## TO DO
Filter the entries below down to the lines that hold "text".

[INPUT MATERIAL Boundary: Start]

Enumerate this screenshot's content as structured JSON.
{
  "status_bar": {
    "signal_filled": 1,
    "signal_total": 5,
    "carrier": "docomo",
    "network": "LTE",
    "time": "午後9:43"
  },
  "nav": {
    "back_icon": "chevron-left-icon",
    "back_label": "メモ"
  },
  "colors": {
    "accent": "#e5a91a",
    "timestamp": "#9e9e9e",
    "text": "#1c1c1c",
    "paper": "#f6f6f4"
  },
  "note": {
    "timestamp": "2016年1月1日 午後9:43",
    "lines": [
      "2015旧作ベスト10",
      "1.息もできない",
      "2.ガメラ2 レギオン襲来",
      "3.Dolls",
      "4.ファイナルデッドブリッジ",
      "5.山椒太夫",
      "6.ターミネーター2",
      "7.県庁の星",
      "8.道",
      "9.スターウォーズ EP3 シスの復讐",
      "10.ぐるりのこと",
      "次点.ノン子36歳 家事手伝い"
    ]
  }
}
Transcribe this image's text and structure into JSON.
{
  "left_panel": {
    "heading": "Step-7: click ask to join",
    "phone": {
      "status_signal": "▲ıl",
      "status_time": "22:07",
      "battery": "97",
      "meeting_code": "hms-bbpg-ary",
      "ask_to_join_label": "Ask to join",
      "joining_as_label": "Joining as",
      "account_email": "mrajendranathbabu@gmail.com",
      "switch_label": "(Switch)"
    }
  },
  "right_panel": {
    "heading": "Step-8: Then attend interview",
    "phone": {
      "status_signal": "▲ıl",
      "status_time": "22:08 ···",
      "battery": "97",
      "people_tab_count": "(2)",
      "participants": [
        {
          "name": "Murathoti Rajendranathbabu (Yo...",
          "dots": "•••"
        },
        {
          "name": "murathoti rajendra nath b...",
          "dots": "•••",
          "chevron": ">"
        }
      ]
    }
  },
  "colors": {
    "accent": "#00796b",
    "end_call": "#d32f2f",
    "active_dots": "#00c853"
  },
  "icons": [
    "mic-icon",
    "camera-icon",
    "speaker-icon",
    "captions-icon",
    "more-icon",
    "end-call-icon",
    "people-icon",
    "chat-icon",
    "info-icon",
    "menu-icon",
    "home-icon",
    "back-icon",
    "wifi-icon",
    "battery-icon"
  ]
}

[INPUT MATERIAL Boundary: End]

## RESULT OF THE EXERCISE
    "text": "#1c1c1c",
Transcribe this image's text and structure into JSON.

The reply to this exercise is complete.